Exercise data: Begin
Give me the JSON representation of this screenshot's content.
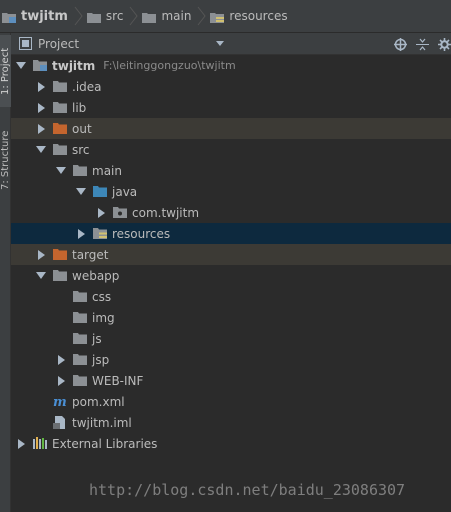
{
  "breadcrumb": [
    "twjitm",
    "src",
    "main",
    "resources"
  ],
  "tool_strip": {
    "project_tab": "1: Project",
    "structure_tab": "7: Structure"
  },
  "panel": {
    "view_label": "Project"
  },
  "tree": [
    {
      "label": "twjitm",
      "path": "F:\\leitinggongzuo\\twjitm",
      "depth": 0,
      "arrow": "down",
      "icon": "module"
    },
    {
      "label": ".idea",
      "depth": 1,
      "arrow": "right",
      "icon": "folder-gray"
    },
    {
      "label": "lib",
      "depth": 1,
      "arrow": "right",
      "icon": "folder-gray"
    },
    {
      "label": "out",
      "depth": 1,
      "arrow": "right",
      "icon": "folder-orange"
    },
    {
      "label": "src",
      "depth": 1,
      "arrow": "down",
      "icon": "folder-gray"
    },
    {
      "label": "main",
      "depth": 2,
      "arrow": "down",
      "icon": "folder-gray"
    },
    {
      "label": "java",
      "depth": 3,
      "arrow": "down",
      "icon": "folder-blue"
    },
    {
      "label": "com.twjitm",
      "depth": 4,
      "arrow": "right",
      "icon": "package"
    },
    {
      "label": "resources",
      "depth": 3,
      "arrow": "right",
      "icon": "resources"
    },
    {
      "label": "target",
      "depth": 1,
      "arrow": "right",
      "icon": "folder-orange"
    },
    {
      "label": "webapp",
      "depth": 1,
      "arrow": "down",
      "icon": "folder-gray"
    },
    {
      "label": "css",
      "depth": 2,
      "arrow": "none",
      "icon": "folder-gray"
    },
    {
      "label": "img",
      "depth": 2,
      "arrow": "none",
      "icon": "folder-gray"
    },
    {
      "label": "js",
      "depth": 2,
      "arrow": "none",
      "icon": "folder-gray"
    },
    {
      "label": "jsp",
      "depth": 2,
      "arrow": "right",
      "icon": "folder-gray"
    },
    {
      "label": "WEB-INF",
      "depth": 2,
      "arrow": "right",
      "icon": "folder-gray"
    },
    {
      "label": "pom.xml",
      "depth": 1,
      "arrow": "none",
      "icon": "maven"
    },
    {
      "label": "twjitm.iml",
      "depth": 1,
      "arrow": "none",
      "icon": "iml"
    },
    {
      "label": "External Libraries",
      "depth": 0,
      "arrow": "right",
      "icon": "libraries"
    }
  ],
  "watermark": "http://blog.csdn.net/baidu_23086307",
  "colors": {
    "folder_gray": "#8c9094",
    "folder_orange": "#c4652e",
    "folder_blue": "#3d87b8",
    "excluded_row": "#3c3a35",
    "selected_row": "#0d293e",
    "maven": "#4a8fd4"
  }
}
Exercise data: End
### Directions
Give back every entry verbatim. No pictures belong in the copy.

### Answer for the task
Give me the JSON representation of this screenshot's content.
{
  "breadcrumb": [
    "twjitm",
    "src",
    "main",
    "resources"
  ],
  "tool_strip": {
    "project_tab": "1: Project",
    "structure_tab": "7: Structure"
  },
  "panel": {
    "view_label": "Project"
  },
  "tree": [
    {
      "label": "twjitm",
      "path": "F:\\leitinggongzuo\\twjitm",
      "depth": 0,
      "arrow": "down",
      "icon": "module"
    },
    {
      "label": ".idea",
      "depth": 1,
      "arrow": "right",
      "icon": "folder-gray"
    },
    {
      "label": "lib",
      "depth": 1,
      "arrow": "right",
      "icon": "folder-gray"
    },
    {
      "label": "out",
      "depth": 1,
      "arrow": "right",
      "icon": "folder-orange"
    },
    {
      "label": "src",
      "depth": 1,
      "arrow": "down",
      "icon": "folder-gray"
    },
    {
      "label": "main",
      "depth": 2,
      "arrow": "down",
      "icon": "folder-gray"
    },
    {
      "label": "java",
      "depth": 3,
      "arrow": "down",
      "icon": "folder-blue"
    },
    {
      "label": "com.twjitm",
      "depth": 4,
      "arrow": "right",
      "icon": "package"
    },
    {
      "label": "resources",
      "depth": 3,
      "arrow": "right",
      "icon": "resources"
    },
    {
      "label": "target",
      "depth": 1,
      "arrow": "right",
      "icon": "folder-orange"
    },
    {
      "label": "webapp",
      "depth": 1,
      "arrow": "down",
      "icon": "folder-gray"
    },
    {
      "label": "css",
      "depth": 2,
      "arrow": "none",
      "icon": "folder-gray"
    },
    {
      "label": "img",
      "depth": 2,
      "arrow": "none",
      "icon": "folder-gray"
    },
    {
      "label": "js",
      "depth": 2,
      "arrow": "none",
      "icon": "folder-gray"
    },
    {
      "label": "jsp",
      "depth": 2,
      "arrow": "right",
      "icon": "folder-gray"
    },
    {
      "label": "WEB-INF",
      "depth": 2,
      "arrow": "right",
      "icon": "folder-gray"
    },
    {
      "label": "pom.xml",
      "depth": 1,
      "arrow": "none",
      "icon": "maven"
    },
    {
      "label": "twjitm.iml",
      "depth": 1,
      "arrow": "none",
      "icon": "iml"
    },
    {
      "label": "External Libraries",
      "depth": 0,
      "arrow": "right",
      "icon": "libraries"
    }
  ],
  "watermark": "http://blog.csdn.net/baidu_23086307",
  "colors": {
    "folder_gray": "#8c9094",
    "folder_orange": "#c4652e",
    "folder_blue": "#3d87b8",
    "excluded_row": "#3c3a35",
    "selected_row": "#0d293e",
    "maven": "#4a8fd4"
  }
}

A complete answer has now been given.